WORK REQUIRED> Whenever a line of the entries below holds the string "booking", copy that line and return it.

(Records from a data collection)
================================

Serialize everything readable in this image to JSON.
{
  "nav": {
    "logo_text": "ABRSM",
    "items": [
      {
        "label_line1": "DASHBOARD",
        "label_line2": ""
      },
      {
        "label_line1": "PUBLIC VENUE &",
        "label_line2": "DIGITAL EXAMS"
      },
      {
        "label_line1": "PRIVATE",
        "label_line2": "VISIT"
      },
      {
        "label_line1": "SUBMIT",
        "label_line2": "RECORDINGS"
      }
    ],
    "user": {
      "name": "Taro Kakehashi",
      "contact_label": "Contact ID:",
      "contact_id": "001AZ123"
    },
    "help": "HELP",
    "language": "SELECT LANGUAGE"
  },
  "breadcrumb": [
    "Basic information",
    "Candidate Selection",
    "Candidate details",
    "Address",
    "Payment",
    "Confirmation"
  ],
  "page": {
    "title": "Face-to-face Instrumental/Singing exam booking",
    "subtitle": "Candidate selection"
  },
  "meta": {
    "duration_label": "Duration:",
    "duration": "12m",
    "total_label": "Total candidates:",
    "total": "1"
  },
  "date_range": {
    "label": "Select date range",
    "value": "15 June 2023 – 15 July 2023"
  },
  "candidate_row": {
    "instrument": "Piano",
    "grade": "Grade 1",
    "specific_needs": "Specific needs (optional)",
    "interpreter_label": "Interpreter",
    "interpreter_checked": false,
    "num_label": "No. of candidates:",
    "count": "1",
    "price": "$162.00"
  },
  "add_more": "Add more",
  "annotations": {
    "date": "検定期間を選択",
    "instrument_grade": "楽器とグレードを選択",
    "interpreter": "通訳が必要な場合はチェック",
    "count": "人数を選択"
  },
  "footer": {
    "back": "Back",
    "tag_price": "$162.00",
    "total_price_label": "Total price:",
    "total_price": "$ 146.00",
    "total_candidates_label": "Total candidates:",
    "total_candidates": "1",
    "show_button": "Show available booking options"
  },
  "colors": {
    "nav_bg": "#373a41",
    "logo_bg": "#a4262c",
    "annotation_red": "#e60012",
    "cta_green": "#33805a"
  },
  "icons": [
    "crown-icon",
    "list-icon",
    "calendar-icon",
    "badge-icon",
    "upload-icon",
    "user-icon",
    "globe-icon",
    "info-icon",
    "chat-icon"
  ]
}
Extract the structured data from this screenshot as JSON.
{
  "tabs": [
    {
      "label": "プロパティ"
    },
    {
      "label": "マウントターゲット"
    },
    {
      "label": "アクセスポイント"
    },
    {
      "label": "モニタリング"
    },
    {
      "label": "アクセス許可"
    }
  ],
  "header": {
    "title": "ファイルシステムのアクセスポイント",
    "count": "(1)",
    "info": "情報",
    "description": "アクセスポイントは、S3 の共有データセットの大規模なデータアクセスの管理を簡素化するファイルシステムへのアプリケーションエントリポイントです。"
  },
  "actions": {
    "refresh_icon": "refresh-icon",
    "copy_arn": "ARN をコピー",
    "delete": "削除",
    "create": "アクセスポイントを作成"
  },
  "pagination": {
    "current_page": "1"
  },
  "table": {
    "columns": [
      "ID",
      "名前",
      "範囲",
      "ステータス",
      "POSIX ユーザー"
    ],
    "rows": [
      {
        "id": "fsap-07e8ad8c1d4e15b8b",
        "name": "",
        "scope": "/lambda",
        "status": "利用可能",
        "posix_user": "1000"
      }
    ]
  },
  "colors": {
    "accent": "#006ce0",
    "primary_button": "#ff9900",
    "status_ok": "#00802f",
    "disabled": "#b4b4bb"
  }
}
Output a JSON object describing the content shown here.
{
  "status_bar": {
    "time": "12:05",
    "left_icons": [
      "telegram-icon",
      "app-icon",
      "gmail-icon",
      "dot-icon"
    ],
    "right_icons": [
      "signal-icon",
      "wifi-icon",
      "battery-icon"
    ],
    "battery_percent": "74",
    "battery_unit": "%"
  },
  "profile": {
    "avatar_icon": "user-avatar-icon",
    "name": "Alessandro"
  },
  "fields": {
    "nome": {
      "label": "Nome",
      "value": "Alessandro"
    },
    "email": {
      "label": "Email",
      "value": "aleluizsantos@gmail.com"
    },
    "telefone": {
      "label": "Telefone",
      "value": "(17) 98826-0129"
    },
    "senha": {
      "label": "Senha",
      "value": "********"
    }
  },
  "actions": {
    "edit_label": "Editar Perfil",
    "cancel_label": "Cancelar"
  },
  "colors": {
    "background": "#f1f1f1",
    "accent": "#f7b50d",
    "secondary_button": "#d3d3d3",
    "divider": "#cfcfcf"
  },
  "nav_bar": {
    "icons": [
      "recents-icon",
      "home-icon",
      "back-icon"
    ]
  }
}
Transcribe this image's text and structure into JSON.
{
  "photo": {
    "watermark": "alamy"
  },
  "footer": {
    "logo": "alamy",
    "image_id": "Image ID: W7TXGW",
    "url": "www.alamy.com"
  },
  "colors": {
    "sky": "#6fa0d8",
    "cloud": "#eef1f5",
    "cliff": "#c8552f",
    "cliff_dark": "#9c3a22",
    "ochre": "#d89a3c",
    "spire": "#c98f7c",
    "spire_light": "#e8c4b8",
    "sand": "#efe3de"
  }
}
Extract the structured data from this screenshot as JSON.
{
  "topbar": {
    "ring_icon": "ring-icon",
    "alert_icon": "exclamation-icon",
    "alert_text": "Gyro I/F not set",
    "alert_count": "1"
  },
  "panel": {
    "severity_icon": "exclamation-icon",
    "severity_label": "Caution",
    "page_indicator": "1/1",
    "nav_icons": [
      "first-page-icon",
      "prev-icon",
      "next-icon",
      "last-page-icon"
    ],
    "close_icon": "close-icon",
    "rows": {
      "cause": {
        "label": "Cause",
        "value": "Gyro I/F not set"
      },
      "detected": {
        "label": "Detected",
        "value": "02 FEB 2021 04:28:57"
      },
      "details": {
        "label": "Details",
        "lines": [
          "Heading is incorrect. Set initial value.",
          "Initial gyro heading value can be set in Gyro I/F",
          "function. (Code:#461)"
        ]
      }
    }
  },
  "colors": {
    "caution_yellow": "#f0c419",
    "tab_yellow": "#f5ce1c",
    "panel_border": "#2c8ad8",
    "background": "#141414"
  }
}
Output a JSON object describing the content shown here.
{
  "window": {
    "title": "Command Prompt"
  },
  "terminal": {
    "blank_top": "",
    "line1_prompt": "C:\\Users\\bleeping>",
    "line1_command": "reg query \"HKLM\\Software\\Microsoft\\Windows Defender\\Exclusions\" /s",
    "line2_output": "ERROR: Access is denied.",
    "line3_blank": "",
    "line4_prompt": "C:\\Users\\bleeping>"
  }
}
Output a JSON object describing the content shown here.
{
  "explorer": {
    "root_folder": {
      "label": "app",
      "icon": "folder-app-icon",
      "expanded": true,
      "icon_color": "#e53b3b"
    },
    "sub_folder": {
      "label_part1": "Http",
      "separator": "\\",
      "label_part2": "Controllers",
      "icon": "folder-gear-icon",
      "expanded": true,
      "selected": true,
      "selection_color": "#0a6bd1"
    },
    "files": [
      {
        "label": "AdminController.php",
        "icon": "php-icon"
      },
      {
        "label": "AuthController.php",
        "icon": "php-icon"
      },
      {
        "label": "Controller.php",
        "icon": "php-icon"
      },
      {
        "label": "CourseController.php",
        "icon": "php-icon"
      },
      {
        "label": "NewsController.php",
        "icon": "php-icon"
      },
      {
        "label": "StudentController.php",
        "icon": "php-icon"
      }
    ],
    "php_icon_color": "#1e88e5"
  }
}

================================

EXERCISE ANSWER>
    "title": "Face-to-face Instrumental/Singing exam booking",
    "show_button": "Show available booking options"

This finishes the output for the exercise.